DIRECTIONS:
What you return must be every line below that includes the word "Rose".

[Opening RECORDED INFORMATION section]

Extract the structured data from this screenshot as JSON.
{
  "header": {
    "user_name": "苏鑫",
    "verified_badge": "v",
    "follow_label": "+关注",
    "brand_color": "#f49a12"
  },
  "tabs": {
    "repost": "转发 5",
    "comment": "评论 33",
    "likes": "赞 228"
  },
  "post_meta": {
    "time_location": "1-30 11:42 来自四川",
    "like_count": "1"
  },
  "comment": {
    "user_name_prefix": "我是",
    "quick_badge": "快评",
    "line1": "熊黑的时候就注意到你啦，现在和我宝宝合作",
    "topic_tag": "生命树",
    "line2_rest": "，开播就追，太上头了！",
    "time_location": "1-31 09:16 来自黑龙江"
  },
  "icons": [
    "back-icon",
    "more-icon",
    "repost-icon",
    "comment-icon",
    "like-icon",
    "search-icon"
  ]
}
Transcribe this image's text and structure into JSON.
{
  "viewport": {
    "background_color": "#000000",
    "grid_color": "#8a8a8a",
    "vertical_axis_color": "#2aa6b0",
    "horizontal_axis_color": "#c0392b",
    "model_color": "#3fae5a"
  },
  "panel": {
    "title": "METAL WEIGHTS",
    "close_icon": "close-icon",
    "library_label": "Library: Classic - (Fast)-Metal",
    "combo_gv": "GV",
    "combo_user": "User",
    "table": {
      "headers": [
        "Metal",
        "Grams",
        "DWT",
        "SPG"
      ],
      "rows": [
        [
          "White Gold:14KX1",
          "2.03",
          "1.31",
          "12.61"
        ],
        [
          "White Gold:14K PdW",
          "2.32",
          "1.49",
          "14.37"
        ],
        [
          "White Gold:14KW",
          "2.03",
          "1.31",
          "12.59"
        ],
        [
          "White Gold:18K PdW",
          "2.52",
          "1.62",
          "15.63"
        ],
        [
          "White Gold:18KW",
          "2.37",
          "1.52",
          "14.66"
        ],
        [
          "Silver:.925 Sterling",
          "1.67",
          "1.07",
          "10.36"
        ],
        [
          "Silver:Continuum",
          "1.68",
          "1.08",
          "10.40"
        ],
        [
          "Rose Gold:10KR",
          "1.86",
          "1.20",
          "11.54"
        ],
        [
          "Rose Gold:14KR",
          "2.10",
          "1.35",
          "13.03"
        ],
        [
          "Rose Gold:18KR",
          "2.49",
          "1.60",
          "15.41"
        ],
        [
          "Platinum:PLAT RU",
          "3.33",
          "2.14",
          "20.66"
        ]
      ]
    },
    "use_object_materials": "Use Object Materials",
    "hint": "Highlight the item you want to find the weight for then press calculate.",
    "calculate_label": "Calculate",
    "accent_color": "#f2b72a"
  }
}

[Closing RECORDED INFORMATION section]

EXERCISE ANSWER:
          "Rose Gold:10KR",
          "Rose Gold:14KR",
          "Rose Gold:18KR",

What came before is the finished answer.